What to work on:
Where in the records does the word "wordml" appear? Copy each line that holds it.

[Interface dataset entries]
-------------------------

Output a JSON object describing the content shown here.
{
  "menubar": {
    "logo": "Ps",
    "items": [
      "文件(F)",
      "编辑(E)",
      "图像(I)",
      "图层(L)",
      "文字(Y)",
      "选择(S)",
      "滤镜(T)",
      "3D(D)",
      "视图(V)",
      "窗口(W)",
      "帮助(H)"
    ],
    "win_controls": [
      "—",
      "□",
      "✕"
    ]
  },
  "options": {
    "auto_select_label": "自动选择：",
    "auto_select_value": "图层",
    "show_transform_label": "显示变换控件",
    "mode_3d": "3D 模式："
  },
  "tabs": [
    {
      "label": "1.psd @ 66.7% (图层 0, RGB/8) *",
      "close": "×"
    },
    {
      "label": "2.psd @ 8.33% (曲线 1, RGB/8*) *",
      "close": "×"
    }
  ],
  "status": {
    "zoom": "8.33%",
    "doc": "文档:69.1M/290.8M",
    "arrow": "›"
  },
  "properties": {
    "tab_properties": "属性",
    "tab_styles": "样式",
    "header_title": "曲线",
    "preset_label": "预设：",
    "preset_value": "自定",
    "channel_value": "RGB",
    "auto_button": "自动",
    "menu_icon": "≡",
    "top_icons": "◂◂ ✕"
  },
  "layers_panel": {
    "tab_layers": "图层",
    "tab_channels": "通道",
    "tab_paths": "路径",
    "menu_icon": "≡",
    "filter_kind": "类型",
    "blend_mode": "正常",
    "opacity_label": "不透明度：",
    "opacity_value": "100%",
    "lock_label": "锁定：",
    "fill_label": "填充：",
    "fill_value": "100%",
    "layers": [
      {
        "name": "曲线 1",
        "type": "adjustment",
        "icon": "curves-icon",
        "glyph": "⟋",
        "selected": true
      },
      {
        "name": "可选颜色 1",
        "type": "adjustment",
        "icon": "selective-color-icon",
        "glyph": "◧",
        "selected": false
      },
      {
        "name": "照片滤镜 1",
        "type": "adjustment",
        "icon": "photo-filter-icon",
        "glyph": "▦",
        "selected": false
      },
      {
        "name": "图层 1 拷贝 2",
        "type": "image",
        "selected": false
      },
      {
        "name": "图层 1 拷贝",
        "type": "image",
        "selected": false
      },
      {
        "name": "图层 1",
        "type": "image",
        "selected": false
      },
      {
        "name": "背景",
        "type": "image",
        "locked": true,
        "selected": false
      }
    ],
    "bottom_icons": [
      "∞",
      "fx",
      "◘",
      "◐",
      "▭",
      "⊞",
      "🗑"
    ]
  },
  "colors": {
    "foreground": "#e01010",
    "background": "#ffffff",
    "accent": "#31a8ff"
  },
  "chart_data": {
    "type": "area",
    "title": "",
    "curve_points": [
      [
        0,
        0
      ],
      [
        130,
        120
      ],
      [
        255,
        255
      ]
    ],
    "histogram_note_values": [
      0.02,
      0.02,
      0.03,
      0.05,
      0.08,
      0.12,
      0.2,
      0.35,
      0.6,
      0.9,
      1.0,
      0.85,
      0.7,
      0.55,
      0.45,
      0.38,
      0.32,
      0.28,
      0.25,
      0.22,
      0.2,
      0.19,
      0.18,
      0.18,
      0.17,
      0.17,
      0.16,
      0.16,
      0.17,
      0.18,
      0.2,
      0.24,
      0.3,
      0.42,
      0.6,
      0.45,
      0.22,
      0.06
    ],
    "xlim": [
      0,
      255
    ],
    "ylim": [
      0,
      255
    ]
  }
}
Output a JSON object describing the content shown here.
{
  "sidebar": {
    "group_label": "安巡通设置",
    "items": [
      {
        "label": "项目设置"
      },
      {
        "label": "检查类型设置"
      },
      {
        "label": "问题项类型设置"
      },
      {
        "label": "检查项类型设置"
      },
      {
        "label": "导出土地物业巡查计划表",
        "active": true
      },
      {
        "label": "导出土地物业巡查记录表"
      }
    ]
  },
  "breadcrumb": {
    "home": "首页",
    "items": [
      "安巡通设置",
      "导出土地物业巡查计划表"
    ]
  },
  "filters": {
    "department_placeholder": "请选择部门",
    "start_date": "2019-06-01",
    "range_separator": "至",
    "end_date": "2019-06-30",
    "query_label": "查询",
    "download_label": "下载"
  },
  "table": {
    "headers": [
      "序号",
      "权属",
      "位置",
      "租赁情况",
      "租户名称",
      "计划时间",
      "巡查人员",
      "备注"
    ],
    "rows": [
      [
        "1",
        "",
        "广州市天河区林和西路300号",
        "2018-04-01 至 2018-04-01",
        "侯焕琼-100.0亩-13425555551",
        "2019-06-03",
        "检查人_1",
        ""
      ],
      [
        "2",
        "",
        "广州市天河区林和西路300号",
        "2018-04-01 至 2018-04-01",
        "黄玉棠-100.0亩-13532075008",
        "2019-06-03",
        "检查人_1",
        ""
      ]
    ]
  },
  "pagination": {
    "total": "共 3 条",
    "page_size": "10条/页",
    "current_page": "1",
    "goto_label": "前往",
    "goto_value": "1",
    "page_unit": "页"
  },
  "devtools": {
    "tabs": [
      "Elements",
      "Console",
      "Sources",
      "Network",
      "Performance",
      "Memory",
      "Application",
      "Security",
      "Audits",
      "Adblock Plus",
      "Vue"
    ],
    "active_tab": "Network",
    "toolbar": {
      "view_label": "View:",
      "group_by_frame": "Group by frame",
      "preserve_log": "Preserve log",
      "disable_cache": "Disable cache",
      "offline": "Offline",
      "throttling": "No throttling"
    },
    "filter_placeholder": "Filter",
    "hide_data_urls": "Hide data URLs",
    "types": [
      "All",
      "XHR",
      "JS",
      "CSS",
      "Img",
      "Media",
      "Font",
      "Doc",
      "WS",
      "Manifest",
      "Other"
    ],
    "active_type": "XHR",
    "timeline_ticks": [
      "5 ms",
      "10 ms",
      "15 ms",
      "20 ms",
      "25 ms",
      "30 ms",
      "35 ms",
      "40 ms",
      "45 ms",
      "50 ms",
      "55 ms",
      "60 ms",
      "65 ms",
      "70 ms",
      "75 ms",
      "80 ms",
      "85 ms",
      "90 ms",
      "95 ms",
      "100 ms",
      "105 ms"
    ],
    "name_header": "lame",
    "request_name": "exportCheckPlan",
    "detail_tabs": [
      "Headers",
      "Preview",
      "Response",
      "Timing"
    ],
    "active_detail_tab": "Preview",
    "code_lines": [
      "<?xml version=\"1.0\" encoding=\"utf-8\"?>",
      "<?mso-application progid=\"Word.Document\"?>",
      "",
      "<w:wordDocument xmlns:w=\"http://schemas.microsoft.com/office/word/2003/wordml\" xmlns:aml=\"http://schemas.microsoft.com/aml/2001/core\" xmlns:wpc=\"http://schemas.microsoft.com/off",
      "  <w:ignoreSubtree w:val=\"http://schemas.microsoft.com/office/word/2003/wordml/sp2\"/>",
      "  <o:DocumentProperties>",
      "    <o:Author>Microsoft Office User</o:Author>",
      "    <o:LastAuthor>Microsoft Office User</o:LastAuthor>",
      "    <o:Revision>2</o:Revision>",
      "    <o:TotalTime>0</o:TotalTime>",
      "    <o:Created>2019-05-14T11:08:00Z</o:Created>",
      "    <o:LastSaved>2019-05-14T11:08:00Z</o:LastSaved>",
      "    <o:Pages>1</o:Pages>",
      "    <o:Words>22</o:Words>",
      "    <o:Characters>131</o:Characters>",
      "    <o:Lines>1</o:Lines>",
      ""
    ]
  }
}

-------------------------

Exercise result:
      "<w:wordDocument xmlns:w=\"http://schemas.microsoft.com/office/word/2003/wordml\" xmlns:aml=\"http://schemas.microsoft.com/aml/2001/core\" xmlns:wpc=\"http://schemas.microsoft.com/off",
      "  <w:ignoreSubtree w:val=\"http://schemas.microsoft.com/office/word/2003/wordml/sp2\"/>",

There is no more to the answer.